# EXERCISE AIM
Print every line below without adding or leaving out a single word.

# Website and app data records
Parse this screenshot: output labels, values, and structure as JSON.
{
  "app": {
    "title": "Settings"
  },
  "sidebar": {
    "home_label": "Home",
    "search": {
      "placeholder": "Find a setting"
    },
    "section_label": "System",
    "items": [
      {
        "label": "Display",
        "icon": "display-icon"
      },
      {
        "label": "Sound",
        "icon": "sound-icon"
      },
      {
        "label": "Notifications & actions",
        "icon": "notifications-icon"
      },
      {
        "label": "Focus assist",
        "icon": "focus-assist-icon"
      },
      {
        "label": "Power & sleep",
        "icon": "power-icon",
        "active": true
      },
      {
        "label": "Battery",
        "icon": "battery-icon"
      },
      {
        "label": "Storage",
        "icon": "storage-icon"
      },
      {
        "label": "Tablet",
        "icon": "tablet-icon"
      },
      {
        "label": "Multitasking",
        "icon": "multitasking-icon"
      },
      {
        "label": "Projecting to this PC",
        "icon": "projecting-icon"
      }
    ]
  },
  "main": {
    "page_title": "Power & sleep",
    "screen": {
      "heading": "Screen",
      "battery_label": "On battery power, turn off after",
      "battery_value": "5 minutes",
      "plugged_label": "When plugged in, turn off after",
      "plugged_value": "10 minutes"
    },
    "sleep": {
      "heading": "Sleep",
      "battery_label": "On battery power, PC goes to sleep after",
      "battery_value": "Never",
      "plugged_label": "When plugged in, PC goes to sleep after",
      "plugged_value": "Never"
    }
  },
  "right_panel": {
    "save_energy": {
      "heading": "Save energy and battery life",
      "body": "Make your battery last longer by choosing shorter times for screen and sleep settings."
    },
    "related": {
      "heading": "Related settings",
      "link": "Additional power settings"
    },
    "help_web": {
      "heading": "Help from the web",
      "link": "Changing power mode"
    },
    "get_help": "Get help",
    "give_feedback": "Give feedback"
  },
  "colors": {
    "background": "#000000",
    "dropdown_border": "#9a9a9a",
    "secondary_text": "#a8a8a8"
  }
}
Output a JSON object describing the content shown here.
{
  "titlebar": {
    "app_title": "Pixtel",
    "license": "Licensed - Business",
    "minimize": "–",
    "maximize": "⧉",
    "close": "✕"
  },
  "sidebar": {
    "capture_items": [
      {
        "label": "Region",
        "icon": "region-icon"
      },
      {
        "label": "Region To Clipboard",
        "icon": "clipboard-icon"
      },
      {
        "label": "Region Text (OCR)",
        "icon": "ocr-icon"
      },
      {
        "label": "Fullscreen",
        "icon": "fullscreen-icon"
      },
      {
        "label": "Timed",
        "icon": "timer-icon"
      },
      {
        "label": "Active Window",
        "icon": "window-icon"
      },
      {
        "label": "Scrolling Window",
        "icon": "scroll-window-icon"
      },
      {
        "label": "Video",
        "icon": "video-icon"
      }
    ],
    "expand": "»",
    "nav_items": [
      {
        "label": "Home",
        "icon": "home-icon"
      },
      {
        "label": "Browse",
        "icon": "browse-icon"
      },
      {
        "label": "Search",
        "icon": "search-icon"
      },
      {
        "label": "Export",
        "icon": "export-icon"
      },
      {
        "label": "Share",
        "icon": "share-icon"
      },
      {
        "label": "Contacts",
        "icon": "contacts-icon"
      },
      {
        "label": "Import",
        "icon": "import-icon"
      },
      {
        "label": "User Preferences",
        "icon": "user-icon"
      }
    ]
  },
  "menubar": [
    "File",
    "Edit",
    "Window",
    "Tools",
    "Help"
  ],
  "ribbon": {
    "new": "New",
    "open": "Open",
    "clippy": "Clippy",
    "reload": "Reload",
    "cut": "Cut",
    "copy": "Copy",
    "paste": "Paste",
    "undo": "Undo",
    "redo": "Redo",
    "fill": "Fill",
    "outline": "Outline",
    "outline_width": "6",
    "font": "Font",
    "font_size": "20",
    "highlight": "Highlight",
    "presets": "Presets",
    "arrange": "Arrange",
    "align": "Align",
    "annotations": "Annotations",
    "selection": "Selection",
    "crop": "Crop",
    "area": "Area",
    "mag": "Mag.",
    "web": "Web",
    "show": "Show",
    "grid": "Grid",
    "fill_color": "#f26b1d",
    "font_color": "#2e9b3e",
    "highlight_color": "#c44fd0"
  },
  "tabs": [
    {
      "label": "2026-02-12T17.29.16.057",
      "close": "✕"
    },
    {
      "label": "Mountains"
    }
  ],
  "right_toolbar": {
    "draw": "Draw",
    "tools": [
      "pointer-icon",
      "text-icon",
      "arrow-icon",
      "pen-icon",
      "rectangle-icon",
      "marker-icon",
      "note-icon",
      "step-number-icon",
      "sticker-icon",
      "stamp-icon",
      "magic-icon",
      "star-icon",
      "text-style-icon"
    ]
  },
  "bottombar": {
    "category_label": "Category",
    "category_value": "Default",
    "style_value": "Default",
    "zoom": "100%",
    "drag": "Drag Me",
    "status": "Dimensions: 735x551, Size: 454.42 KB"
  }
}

# RESPONSE
Parse this screenshot: output labels, values, and structure as JSON.
{
  "app": {
    "title": "Settings"
  },
  "sidebar": {
    "home_label": "Home",
    "search": {
      "placeholder": "Find a setting"
    },
    "section_label": "System",
    "items": [
      {
        "label": "Display",
        "icon": "display-icon"
      },
      {
        "label": "Sound",
        "icon": "sound-icon"
      },
      {
        "label": "Notifications & actions",
        "icon": "notifications-icon"
      },
      {
        "label": "Focus assist",
        "icon": "focus-assist-icon"
      },
      {
        "label": "Power & sleep",
        "icon": "power-icon",
        "active": true
      },
      {
        "label": "Battery",
        "icon": "battery-icon"
      },
      {
        "label": "Storage",
        "icon": "storage-icon"
      },
      {
        "label": "Tablet",
        "icon": "tablet-icon"
      },
      {
        "label": "Multitasking",
        "icon": "multitasking-icon"
      },
      {
        "label": "Projecting to this PC",
        "icon": "projecting-icon"
      }
    ]
  },
  "main": {
    "page_title": "Power & sleep",
    "screen": {
      "heading": "Screen",
      "battery_label": "On battery power, turn off after",
      "battery_value": "5 minutes",
      "plugged_label": "When plugged in, turn off after",
      "plugged_value": "10 minutes"
    },
    "sleep": {
      "heading": "Sleep",
      "battery_label": "On battery power, PC goes to sleep after",
      "battery_value": "Never",
      "plugged_label": "When plugged in, PC goes to sleep after",
      "plugged_value": "Never"
    }
  },
  "right_panel": {
    "save_energy": {
      "heading": "Save energy and battery life",
      "body": "Make your battery last longer by choosing shorter times for screen and sleep settings."
    },
    "related": {
      "heading": "Related settings",
      "link": "Additional power settings"
    },
    "help_web": {
      "heading": "Help from the web",
      "link": "Changing power mode"
    },
    "get_help": "Get help",
    "give_feedback": "Give feedback"
  },
  "colors": {
    "background": "#000000",
    "dropdown_border": "#9a9a9a",
    "secondary_text": "#a8a8a8"
  }
}
Output a JSON object describing the content shown here.
{
  "titlebar": {
    "app_title": "Pixtel",
    "license": "Licensed - Business",
    "minimize": "–",
    "maximize": "⧉",
    "close": "✕"
  },
  "sidebar": {
    "capture_items": [
      {
        "label": "Region",
        "icon": "region-icon"
      },
      {
        "label": "Region To Clipboard",
        "icon": "clipboard-icon"
      },
      {
        "label": "Region Text (OCR)",
        "icon": "ocr-icon"
      },
      {
        "label": "Fullscreen",
        "icon": "fullscreen-icon"
      },
      {
        "label": "Timed",
        "icon": "timer-icon"
      },
      {
        "label": "Active Window",
        "icon": "window-icon"
      },
      {
        "label": "Scrolling Window",
        "icon": "scroll-window-icon"
      },
      {
        "label": "Video",
        "icon": "video-icon"
      }
    ],
    "expand": "»",
    "nav_items": [
      {
        "label": "Home",
        "icon": "home-icon"
      },
      {
        "label": "Browse",
        "icon": "browse-icon"
      },
      {
        "label": "Search",
        "icon": "search-icon"
      },
      {
        "label": "Export",
        "icon": "export-icon"
      },
      {
        "label": "Share",
        "icon": "share-icon"
      },
      {
        "label": "Contacts",
        "icon": "contacts-icon"
      },
      {
        "label": "Import",
        "icon": "import-icon"
      },
      {
        "label": "User Preferences",
        "icon": "user-icon"
      }
    ]
  },
  "menubar": [
    "File",
    "Edit",
    "Window",
    "Tools",
    "Help"
  ],
  "ribbon": {
    "new": "New",
    "open": "Open",
    "clippy": "Clippy",
    "reload": "Reload",
    "cut": "Cut",
    "copy": "Copy",
    "paste": "Paste",
    "undo": "Undo",
    "redo": "Redo",
    "fill": "Fill",
    "outline": "Outline",
    "outline_width": "6",
    "font": "Font",
    "font_size": "20",
    "highlight": "Highlight",
    "presets": "Presets",
    "arrange": "Arrange",
    "align": "Align",
    "annotations": "Annotations",
    "selection": "Selection",
    "crop": "Crop",
    "area": "Area",
    "mag": "Mag.",
    "web": "Web",
    "show": "Show",
    "grid": "Grid",
    "fill_color": "#f26b1d",
    "font_color": "#2e9b3e",
    "highlight_color": "#c44fd0"
  },
  "tabs": [
    {
      "label": "2026-02-12T17.29.16.057",
      "close": "✕"
    },
    {
      "label": "Mountains"
    }
  ],
  "right_toolbar": {
    "draw": "Draw",
    "tools": [
      "pointer-icon",
      "text-icon",
      "arrow-icon",
      "pen-icon",
      "rectangle-icon",
      "marker-icon",
      "note-icon",
      "step-number-icon",
      "sticker-icon",
      "stamp-icon",
      "magic-icon",
      "star-icon",
      "text-style-icon"
    ]
  },
  "bottombar": {
    "category_label": "Category",
    "category_value": "Default",
    "style_value": "Default",
    "zoom": "100%",
    "drag": "Drag Me",
    "status": "Dimensions: 735x551, Size: 454.42 KB"
  }
}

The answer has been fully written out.